-- Required work --
Filter this data down to the lines that hold "icon", and copy them.

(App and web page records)
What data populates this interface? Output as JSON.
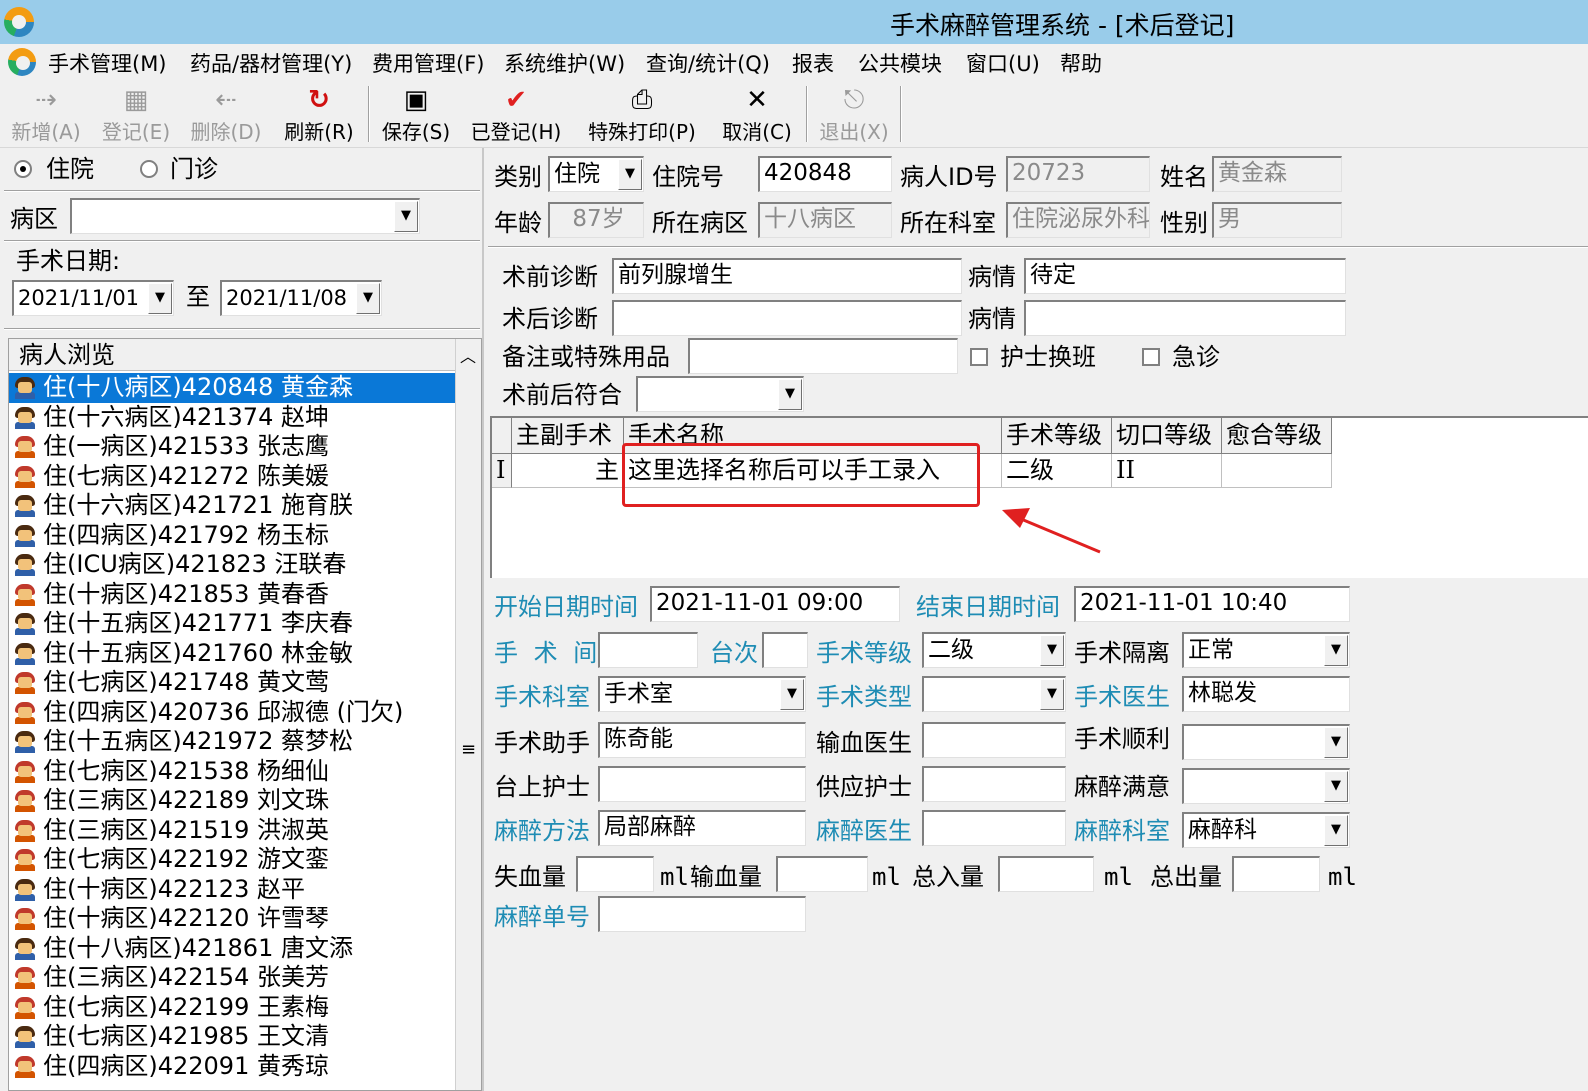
{
  "window": {
    "title": "手术麻醉管理系统 - [术后登记]"
  },
  "menu": [
    "手术管理(M)",
    "药品/器材管理(Y)",
    "费用管理(F)",
    "系统维护(W)",
    "查询/统计(Q)",
    "报表",
    "公共模块",
    "窗口(U)",
    "帮助"
  ],
  "toolbar": {
    "add": "新增(A)",
    "register": "登记(E)",
    "delete": "删除(D)",
    "refresh": "刷新(R)",
    "save": "保存(S)",
    "registered": "已登记(H)",
    "special_print": "特殊打印(P)",
    "cancel": "取消(C)",
    "exit": "退出(X)"
  },
  "left": {
    "radio_inpatient": "住院",
    "radio_outpatient": "门诊",
    "ward_label": "病区",
    "ward_value": "",
    "date_label": "手术日期:",
    "date_from": "2021/11/01",
    "date_to_label": "至",
    "date_to": "2021/11/08",
    "browse_header": "病人浏览",
    "patients": [
      {
        "text": "住(十八病区)420848  黄金森",
        "g": "m"
      },
      {
        "text": "住(十六病区)421374  赵坤",
        "g": "m"
      },
      {
        "text": "住(一病区)421533  张志鹰",
        "g": "f"
      },
      {
        "text": "住(七病区)421272  陈美媛",
        "g": "f"
      },
      {
        "text": "住(十六病区)421721  施育朕",
        "g": "m"
      },
      {
        "text": "住(四病区)421792  杨玉标",
        "g": "m"
      },
      {
        "text": "住(ICU病区)421823  汪联春",
        "g": "m"
      },
      {
        "text": "住(十病区)421853  黄春香",
        "g": "f"
      },
      {
        "text": "住(十五病区)421771  李庆春",
        "g": "m"
      },
      {
        "text": "住(十五病区)421760  林金敏",
        "g": "m"
      },
      {
        "text": "住(七病区)421748  黄文莺",
        "g": "f"
      },
      {
        "text": "住(四病区)420736  邱淑德 (门欠)",
        "g": "f"
      },
      {
        "text": "住(十五病区)421972  蔡梦松",
        "g": "m"
      },
      {
        "text": "住(七病区)421538  杨细仙",
        "g": "f"
      },
      {
        "text": "住(三病区)422189  刘文珠",
        "g": "f"
      },
      {
        "text": "住(三病区)421519  洪淑英",
        "g": "f"
      },
      {
        "text": "住(七病区)422192  游文銮",
        "g": "f"
      },
      {
        "text": "住(十病区)422123  赵平",
        "g": "m"
      },
      {
        "text": "住(十病区)422120  许雪琴",
        "g": "f"
      },
      {
        "text": "住(十八病区)421861  唐文添",
        "g": "m"
      },
      {
        "text": "住(三病区)422154  张美芳",
        "g": "f"
      },
      {
        "text": "住(七病区)422199  王素梅",
        "g": "f"
      },
      {
        "text": "住(七病区)421985  王文清",
        "g": "m"
      },
      {
        "text": "住(四病区)422091  黄秀琼",
        "g": "f"
      }
    ]
  },
  "info": {
    "category_label": "类别",
    "category_value": "住院",
    "admission_label": "住院号",
    "admission_value": "420848",
    "pid_label": "病人ID号",
    "pid_value": "20723",
    "name_label": "姓名",
    "name_value": "黄金森",
    "age_label": "年龄",
    "age_value": "87岁",
    "ward_label": "所在病区",
    "ward_value": "十八病区",
    "dept_label": "所在科室",
    "dept_value": "住院泌尿外科",
    "sex_label": "性别",
    "sex_value": "男"
  },
  "diag": {
    "pre_label": "术前诊断",
    "pre_value": "前列腺增生",
    "cond_label": "病情",
    "cond_value": "待定",
    "post_label": "术后诊断",
    "post_value": "",
    "cond2_label": "病情",
    "cond2_value": "",
    "remark_label": "备注或特殊用品",
    "remark_value": "",
    "nurse_shift": "护士换班",
    "emergency": "急诊",
    "match_label": "术前后符合",
    "match_value": ""
  },
  "grid": {
    "headers": [
      "主副手术",
      "手术名称",
      "手术等级",
      "切口等级",
      "愈合等级"
    ],
    "row": {
      "marker": "I",
      "type": "主",
      "name": "这里选择名称后可以手工录入",
      "level": "二级",
      "incision": "II",
      "healing": ""
    }
  },
  "form": {
    "start_label": "开始日期时间",
    "start_value": "2021-11-01  09:00",
    "end_label": "结束日期时间",
    "end_value": "2021-11-01  10:40",
    "room_label": "手 术 间",
    "room_value": "",
    "table_label": "台次",
    "table_value": "",
    "level_label": "手术等级",
    "level_value": "二级",
    "isolation_label": "手术隔离",
    "isolation_value": "正常",
    "dept_label": "手术科室",
    "dept_value": "手术室",
    "type_label": "手术类型",
    "type_value": "",
    "surgeon_label": "手术医生",
    "surgeon_value": "林聪发",
    "assistant_label": "手术助手",
    "assistant_value": "陈奇能",
    "transfusion_doc_label": "输血医生",
    "transfusion_doc_value": "",
    "smooth_label": "手术顺利",
    "smooth_value": "",
    "scrub_nurse_label": "台上护士",
    "scrub_nurse_value": "",
    "supply_nurse_label": "供应护士",
    "supply_nurse_value": "",
    "anes_satisfaction_label": "麻醉满意",
    "anes_satisfaction_value": "",
    "anes_method_label": "麻醉方法",
    "anes_method_value": "局部麻醉",
    "anes_doc_label": "麻醉医生",
    "anes_doc_value": "",
    "anes_dept_label": "麻醉科室",
    "anes_dept_value": "麻醉科",
    "blood_loss_label": "失血量",
    "blood_loss_value": "",
    "ml": "ml",
    "transfusion_label": "输血量",
    "transfusion_value": "",
    "total_in_label": "总入量",
    "total_in_value": "",
    "total_out_label": "总出量",
    "total_out_value": "",
    "anes_no_label": "麻醉单号",
    "anes_no_value": ""
  },
  "colors": {
    "titlebar": "#99ccea",
    "selection": "#0a78d7",
    "field_label_teal": "#1e8cb4",
    "annotation_red": "#e02020"
  }
}
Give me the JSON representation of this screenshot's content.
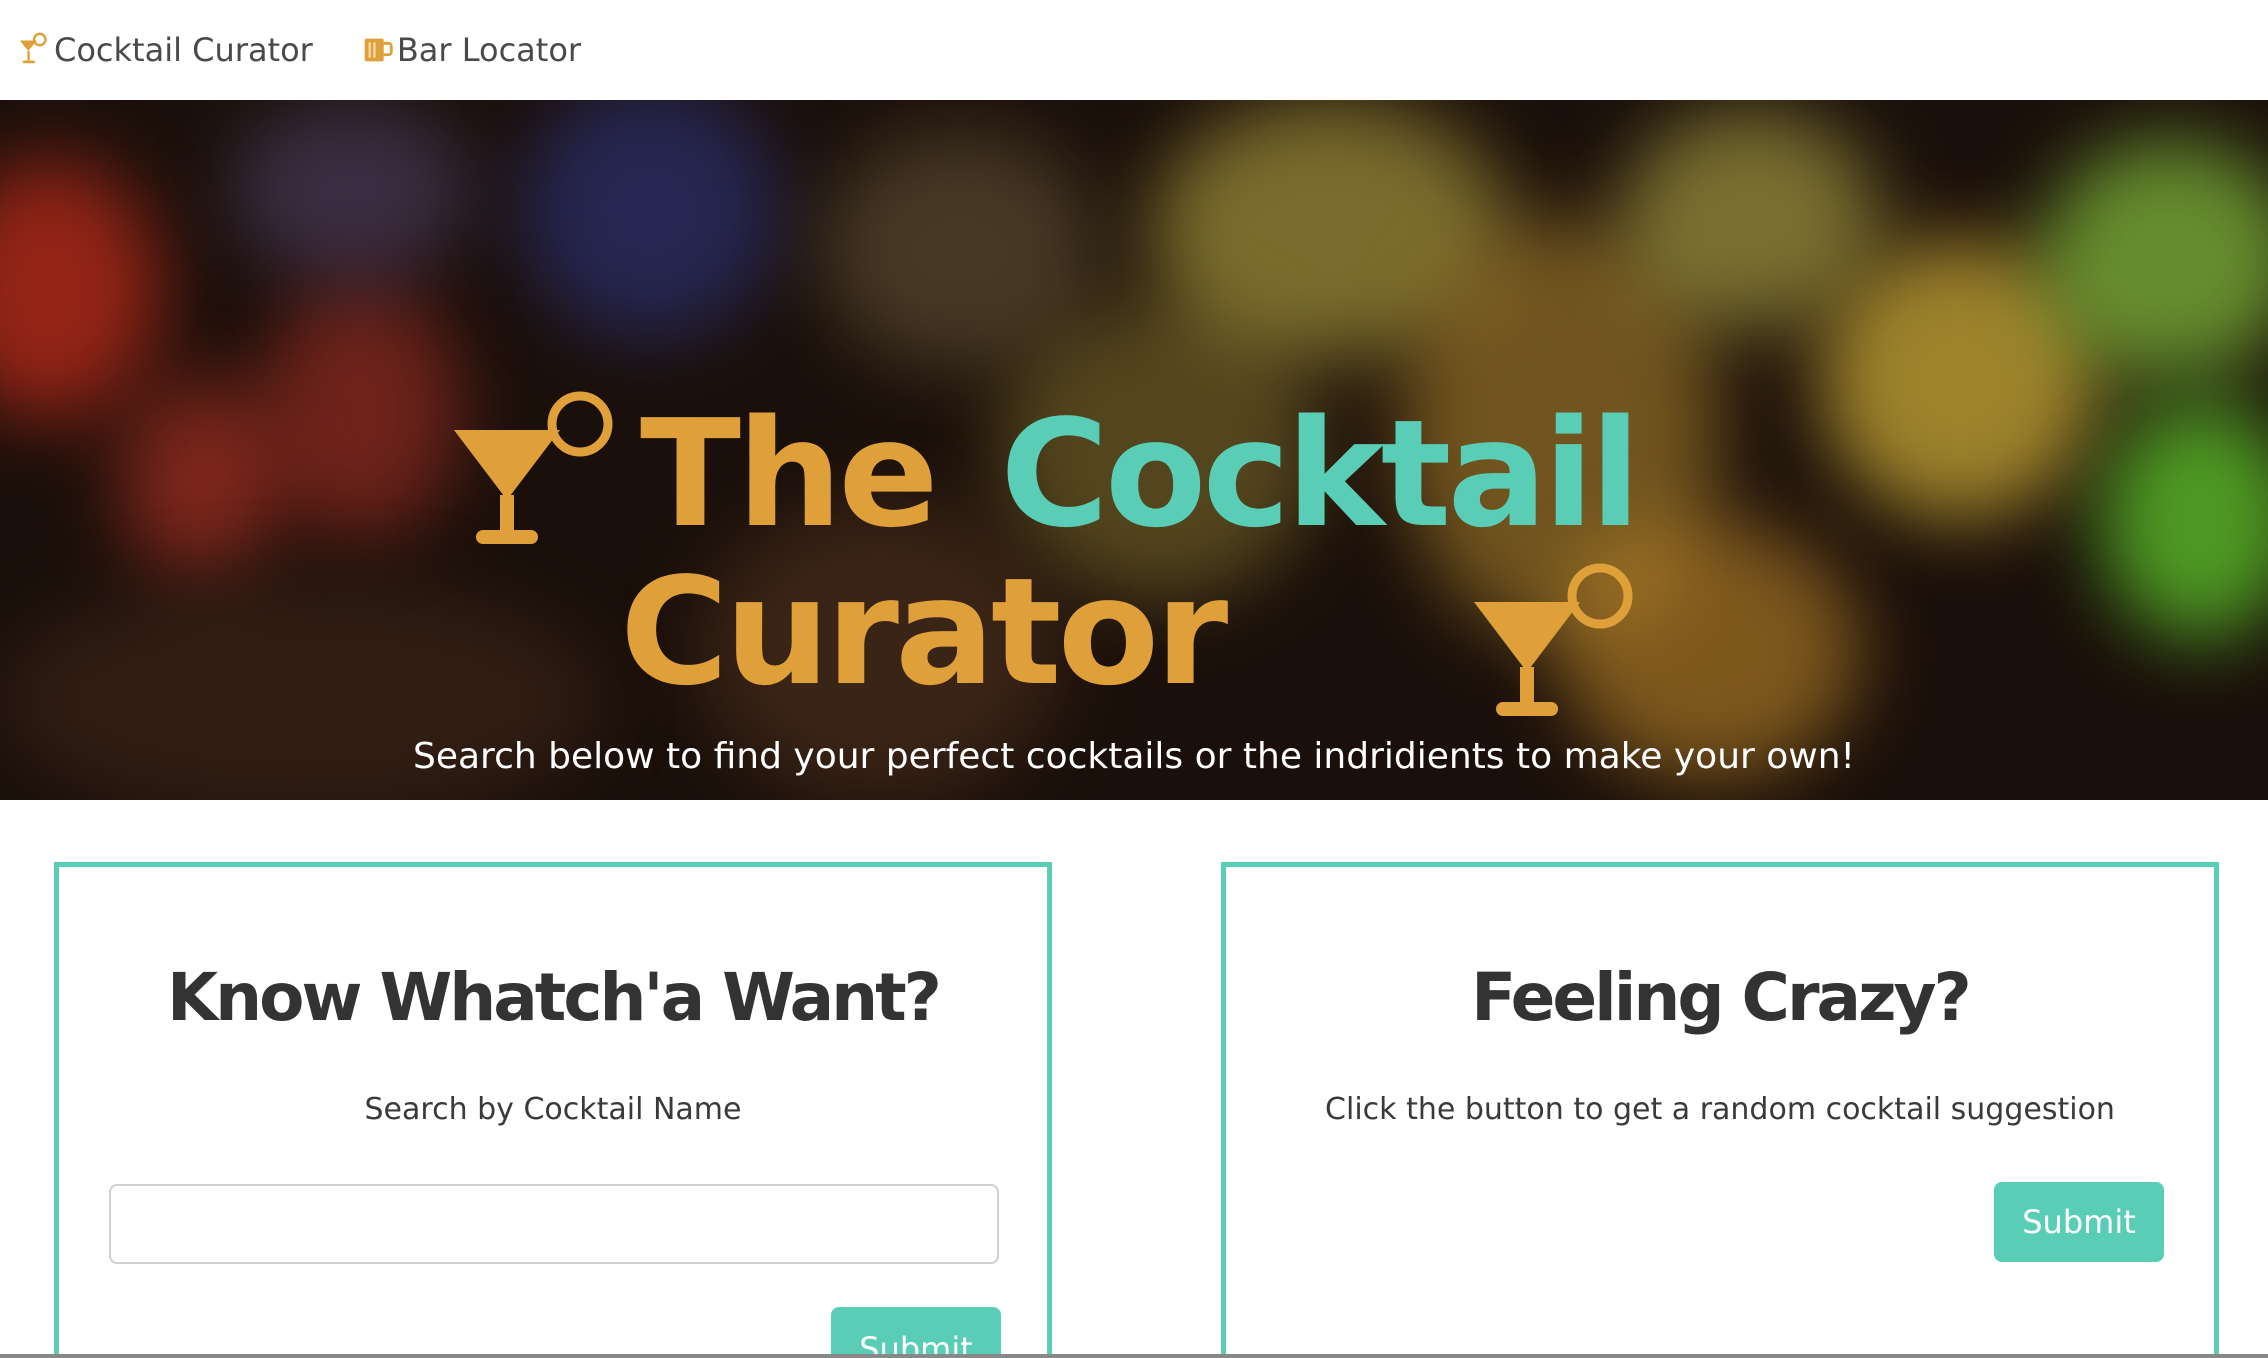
{
  "nav": {
    "items": [
      {
        "label": "Cocktail Curator",
        "icon": "cocktail-glass-icon"
      },
      {
        "label": "Bar Locator",
        "icon": "beer-mug-icon"
      }
    ]
  },
  "hero": {
    "title_word_1": "The",
    "title_word_2": "Cocktail",
    "title_word_3": "Curator",
    "subtitle": "Search below to find your perfect cocktails or the indridients to make your own!"
  },
  "cards": {
    "left": {
      "heading": "Know Whatch'a Want?",
      "subheading": "Search by Cocktail Name",
      "input_value": "",
      "input_placeholder": "",
      "button_label": "Submit"
    },
    "right": {
      "heading": "Feeling Crazy?",
      "subheading": "Click the button to get a random cocktail suggestion",
      "button_label": "Submit"
    }
  },
  "colors": {
    "gold": "#dfa03a",
    "teal": "#5acdb6",
    "text": "#333333"
  }
}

-- Result --
        "icon": "cocktail-glass-icon"
        "icon": "beer-mug-icon"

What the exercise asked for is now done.